Aim of the exercise →
The data below should be copied over with complete accuracy.

-- Records follows --

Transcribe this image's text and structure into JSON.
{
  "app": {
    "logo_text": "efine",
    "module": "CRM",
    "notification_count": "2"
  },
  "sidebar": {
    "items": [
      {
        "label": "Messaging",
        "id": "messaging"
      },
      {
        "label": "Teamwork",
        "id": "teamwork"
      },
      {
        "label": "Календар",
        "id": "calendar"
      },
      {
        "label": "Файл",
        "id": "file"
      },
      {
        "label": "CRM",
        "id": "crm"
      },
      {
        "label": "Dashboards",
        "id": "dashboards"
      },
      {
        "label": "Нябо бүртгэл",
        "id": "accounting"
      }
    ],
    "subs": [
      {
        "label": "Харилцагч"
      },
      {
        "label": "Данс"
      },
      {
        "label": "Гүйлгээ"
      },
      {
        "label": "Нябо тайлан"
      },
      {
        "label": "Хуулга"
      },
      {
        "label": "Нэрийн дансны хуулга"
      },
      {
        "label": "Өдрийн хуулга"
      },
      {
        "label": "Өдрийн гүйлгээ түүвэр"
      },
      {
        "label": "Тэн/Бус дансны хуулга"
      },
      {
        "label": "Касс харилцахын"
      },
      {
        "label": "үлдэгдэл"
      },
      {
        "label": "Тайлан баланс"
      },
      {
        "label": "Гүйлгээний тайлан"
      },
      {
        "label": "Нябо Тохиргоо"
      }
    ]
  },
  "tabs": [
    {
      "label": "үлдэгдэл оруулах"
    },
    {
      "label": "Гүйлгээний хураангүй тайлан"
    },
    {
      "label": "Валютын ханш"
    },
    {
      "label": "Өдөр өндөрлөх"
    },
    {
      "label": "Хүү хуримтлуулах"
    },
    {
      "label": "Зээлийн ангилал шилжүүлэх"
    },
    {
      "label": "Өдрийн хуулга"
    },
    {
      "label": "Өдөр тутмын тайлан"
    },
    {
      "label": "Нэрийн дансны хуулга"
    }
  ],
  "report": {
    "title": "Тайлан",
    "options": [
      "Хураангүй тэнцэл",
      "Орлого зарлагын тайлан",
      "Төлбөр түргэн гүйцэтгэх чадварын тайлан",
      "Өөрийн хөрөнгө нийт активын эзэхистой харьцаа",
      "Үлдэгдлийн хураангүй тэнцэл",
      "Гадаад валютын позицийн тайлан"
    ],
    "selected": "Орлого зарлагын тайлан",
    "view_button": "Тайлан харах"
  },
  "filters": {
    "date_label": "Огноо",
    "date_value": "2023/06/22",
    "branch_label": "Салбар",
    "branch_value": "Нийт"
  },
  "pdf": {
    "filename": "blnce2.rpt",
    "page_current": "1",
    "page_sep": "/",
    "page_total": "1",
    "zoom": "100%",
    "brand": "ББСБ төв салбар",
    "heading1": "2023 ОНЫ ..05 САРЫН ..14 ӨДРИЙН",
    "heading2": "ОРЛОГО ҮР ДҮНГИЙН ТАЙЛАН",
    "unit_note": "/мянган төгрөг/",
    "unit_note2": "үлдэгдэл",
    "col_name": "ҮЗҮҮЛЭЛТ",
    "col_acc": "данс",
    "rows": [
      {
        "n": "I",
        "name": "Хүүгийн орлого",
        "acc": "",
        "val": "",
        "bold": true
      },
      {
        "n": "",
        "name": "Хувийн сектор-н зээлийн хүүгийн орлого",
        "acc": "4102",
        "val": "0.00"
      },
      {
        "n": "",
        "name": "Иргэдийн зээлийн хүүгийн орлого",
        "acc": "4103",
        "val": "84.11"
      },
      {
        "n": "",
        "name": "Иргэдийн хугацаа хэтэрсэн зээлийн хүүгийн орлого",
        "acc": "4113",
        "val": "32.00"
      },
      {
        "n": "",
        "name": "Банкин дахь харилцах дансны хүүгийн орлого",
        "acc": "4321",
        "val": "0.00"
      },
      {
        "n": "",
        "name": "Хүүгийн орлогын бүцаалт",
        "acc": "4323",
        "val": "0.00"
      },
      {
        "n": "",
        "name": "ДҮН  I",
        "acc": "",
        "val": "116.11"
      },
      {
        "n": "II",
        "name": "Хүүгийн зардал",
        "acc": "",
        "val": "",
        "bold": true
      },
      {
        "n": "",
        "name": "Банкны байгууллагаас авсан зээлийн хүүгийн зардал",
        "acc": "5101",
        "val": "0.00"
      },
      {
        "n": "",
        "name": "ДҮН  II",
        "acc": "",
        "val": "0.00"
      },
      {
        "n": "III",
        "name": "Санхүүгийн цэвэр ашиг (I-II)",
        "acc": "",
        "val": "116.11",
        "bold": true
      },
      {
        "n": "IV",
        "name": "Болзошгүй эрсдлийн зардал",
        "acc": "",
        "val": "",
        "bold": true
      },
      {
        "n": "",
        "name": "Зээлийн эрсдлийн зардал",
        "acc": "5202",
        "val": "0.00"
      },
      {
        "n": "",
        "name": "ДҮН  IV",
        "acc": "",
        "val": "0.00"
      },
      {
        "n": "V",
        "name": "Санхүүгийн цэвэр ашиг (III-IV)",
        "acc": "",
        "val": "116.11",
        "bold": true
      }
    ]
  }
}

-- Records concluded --

Solution to this problem →
Transcribe this image's text and structure into JSON.
{
  "app": {
    "logo_text": "efine",
    "module": "CRM",
    "notification_count": "2"
  },
  "sidebar": {
    "items": [
      {
        "label": "Messaging",
        "id": "messaging"
      },
      {
        "label": "Teamwork",
        "id": "teamwork"
      },
      {
        "label": "Календар",
        "id": "calendar"
      },
      {
        "label": "Файл",
        "id": "file"
      },
      {
        "label": "CRM",
        "id": "crm"
      },
      {
        "label": "Dashboards",
        "id": "dashboards"
      },
      {
        "label": "Нябо бүртгэл",
        "id": "accounting"
      }
    ],
    "subs": [
      {
        "label": "Харилцагч"
      },
      {
        "label": "Данс"
      },
      {
        "label": "Гүйлгээ"
      },
      {
        "label": "Нябо тайлан"
      },
      {
        "label": "Хуулга"
      },
      {
        "label": "Нэрийн дансны хуулга"
      },
      {
        "label": "Өдрийн хуулга"
      },
      {
        "label": "Өдрийн гүйлгээ түүвэр"
      },
      {
        "label": "Тэн/Бус дансны хуулга"
      },
      {
        "label": "Касс харилцахын"
      },
      {
        "label": "үлдэгдэл"
      },
      {
        "label": "Тайлан баланс"
      },
      {
        "label": "Гүйлгээний тайлан"
      },
      {
        "label": "Нябо Тохиргоо"
      }
    ]
  },
  "tabs": [
    {
      "label": "үлдэгдэл оруулах"
    },
    {
      "label": "Гүйлгээний хураангүй тайлан"
    },
    {
      "label": "Валютын ханш"
    },
    {
      "label": "Өдөр өндөрлөх"
    },
    {
      "label": "Хүү хуримтлуулах"
    },
    {
      "label": "Зээлийн ангилал шилжүүлэх"
    },
    {
      "label": "Өдрийн хуулга"
    },
    {
      "label": "Өдөр тутмын тайлан"
    },
    {
      "label": "Нэрийн дансны хуулга"
    }
  ],
  "report": {
    "title": "Тайлан",
    "options": [
      "Хураангүй тэнцэл",
      "Орлого зарлагын тайлан",
      "Төлбөр түргэн гүйцэтгэх чадварын тайлан",
      "Өөрийн хөрөнгө нийт активын эзэхистой харьцаа",
      "Үлдэгдлийн хураангүй тэнцэл",
      "Гадаад валютын позицийн тайлан"
    ],
    "selected": "Орлого зарлагын тайлан",
    "view_button": "Тайлан харах"
  },
  "filters": {
    "date_label": "Огноо",
    "date_value": "2023/06/22",
    "branch_label": "Салбар",
    "branch_value": "Нийт"
  },
  "pdf": {
    "filename": "blnce2.rpt",
    "page_current": "1",
    "page_sep": "/",
    "page_total": "1",
    "zoom": "100%",
    "brand": "ББСБ төв салбар",
    "heading1": "2023 ОНЫ ..05 САРЫН ..14 ӨДРИЙН",
    "heading2": "ОРЛОГО ҮР ДҮНГИЙН ТАЙЛАН",
    "unit_note": "/мянган төгрөг/",
    "unit_note2": "үлдэгдэл",
    "col_name": "ҮЗҮҮЛЭЛТ",
    "col_acc": "данс",
    "rows": [
      {
        "n": "I",
        "name": "Хүүгийн орлого",
        "acc": "",
        "val": "",
        "bold": true
      },
      {
        "n": "",
        "name": "Хувийн сектор-н зээлийн хүүгийн орлого",
        "acc": "4102",
        "val": "0.00"
      },
      {
        "n": "",
        "name": "Иргэдийн зээлийн хүүгийн орлого",
        "acc": "4103",
        "val": "84.11"
      },
      {
        "n": "",
        "name": "Иргэдийн хугацаа хэтэрсэн зээлийн хүүгийн орлого",
        "acc": "4113",
        "val": "32.00"
      },
      {
        "n": "",
        "name": "Банкин дахь харилцах дансны хүүгийн орлого",
        "acc": "4321",
        "val": "0.00"
      },
      {
        "n": "",
        "name": "Хүүгийн орлогын бүцаалт",
        "acc": "4323",
        "val": "0.00"
      },
      {
        "n": "",
        "name": "ДҮН  I",
        "acc": "",
        "val": "116.11"
      },
      {
        "n": "II",
        "name": "Хүүгийн зардал",
        "acc": "",
        "val": "",
        "bold": true
      },
      {
        "n": "",
        "name": "Банкны байгууллагаас авсан зээлийн хүүгийн зардал",
        "acc": "5101",
        "val": "0.00"
      },
      {
        "n": "",
        "name": "ДҮН  II",
        "acc": "",
        "val": "0.00"
      },
      {
        "n": "III",
        "name": "Санхүүгийн цэвэр ашиг (I-II)",
        "acc": "",
        "val": "116.11",
        "bold": true
      },
      {
        "n": "IV",
        "name": "Болзошгүй эрсдлийн зардал",
        "acc": "",
        "val": "",
        "bold": true
      },
      {
        "n": "",
        "name": "Зээлийн эрсдлийн зардал",
        "acc": "5202",
        "val": "0.00"
      },
      {
        "n": "",
        "name": "ДҮН  IV",
        "acc": "",
        "val": "0.00"
      },
      {
        "n": "V",
        "name": "Санхүүгийн цэвэр ашиг (III-IV)",
        "acc": "",
        "val": "116.11",
        "bold": true
      }
    ]
  }
}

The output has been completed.